Across the records below, how many lines include the string "JSON"? State the number and nothing more.

(Items from a data source)
+===+
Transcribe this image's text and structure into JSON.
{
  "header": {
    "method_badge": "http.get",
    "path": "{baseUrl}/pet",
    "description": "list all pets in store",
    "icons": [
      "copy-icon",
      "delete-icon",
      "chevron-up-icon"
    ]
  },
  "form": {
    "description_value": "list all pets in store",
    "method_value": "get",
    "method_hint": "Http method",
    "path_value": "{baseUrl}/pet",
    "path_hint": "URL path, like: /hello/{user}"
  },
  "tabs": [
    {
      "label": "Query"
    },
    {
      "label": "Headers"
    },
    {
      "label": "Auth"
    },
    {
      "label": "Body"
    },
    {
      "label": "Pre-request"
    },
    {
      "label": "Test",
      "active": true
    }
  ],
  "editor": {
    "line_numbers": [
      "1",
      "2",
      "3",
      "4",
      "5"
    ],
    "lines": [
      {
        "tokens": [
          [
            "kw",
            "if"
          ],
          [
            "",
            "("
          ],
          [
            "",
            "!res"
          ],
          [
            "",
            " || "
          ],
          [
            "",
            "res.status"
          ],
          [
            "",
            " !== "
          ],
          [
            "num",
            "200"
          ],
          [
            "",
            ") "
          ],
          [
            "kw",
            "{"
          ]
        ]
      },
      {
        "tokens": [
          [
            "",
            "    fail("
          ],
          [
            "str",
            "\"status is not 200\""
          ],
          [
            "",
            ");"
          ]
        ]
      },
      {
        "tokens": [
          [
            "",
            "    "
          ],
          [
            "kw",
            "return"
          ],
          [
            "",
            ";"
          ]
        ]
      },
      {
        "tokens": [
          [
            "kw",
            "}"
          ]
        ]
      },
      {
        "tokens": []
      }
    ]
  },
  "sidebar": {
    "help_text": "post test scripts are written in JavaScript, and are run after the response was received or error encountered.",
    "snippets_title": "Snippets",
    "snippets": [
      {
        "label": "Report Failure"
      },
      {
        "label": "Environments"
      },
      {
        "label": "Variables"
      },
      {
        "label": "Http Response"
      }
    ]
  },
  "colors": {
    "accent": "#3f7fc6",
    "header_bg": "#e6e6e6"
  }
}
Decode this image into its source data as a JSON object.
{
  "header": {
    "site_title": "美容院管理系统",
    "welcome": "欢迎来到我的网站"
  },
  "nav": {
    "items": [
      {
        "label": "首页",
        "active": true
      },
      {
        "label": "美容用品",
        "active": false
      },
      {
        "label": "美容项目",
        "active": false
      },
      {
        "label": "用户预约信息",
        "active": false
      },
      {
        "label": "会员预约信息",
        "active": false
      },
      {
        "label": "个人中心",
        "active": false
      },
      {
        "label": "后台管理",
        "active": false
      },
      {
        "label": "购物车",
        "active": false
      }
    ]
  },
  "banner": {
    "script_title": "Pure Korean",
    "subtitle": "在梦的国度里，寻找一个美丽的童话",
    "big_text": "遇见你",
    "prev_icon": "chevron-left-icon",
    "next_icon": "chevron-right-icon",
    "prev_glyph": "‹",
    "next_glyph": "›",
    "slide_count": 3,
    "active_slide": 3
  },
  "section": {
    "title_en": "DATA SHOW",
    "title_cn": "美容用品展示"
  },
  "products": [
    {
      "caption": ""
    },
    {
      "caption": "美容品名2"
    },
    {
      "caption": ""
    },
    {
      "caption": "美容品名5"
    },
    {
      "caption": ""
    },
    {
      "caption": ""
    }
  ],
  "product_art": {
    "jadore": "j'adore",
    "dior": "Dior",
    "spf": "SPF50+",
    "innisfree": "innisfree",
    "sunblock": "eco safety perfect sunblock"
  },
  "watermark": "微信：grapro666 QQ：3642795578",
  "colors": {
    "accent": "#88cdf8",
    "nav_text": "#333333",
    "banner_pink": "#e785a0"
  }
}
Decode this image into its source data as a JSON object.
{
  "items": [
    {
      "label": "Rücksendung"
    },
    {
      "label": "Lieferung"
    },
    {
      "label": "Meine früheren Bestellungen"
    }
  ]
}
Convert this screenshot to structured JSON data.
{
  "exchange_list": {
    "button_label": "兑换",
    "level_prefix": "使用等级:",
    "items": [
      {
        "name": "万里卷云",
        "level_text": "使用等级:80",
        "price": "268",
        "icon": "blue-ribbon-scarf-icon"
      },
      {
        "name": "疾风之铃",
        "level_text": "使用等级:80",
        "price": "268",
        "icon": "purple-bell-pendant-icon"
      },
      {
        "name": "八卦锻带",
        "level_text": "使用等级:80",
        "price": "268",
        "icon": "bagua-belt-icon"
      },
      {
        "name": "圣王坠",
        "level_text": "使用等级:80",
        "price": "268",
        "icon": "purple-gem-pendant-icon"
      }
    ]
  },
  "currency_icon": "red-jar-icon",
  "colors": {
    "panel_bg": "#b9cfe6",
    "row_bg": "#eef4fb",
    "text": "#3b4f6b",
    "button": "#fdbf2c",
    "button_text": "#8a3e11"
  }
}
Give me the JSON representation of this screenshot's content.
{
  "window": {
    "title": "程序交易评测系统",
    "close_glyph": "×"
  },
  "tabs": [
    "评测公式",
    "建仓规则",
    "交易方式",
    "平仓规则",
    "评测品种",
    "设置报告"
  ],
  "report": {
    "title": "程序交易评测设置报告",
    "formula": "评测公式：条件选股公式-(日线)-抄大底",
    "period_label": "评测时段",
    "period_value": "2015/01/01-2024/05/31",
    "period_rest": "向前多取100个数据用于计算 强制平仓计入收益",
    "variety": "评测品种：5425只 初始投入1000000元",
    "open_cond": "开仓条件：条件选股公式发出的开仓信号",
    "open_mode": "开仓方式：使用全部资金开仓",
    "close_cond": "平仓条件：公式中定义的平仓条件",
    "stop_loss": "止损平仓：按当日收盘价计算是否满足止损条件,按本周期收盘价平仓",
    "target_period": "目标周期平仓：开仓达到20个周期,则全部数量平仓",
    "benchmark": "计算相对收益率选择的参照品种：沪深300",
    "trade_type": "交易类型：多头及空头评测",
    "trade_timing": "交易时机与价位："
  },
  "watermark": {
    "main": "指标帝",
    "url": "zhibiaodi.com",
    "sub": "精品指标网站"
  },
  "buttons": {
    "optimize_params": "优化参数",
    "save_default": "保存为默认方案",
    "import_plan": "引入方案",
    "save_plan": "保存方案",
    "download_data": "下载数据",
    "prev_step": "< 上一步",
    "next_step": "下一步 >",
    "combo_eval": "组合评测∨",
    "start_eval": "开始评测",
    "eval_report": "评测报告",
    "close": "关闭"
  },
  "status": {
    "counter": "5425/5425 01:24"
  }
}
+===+
- YOUR SOLUTION: 5